_What you are asked to do_:
In the data below, which lines contain "Sort"? List them by copying each one.

_Entries from a dataset of interfaces_:
────

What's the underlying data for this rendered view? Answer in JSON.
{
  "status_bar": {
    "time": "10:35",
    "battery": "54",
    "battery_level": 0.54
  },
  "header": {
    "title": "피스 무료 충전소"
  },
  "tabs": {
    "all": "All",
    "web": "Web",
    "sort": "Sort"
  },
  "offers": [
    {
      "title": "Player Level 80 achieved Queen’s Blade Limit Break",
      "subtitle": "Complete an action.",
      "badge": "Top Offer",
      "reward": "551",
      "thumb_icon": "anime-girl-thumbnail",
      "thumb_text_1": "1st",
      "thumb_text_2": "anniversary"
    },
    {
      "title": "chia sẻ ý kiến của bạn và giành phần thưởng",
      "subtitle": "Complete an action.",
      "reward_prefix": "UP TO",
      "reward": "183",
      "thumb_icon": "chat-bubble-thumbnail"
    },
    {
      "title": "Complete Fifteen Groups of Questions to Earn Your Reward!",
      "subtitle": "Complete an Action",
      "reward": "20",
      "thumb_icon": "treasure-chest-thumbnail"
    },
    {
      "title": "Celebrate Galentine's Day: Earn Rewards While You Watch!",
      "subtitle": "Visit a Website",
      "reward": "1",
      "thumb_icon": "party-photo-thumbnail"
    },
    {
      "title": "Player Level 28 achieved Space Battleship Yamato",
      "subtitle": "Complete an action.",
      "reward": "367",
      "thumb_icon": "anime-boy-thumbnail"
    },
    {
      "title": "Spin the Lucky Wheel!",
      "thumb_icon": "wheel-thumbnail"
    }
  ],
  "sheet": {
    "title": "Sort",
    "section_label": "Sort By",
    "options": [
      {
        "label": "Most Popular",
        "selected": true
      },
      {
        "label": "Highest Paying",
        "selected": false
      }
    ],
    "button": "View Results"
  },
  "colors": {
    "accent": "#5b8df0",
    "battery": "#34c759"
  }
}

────

_Exercise result_:
    "sort": "Sort"
    "title": "Sort",
    "section_label": "Sort By",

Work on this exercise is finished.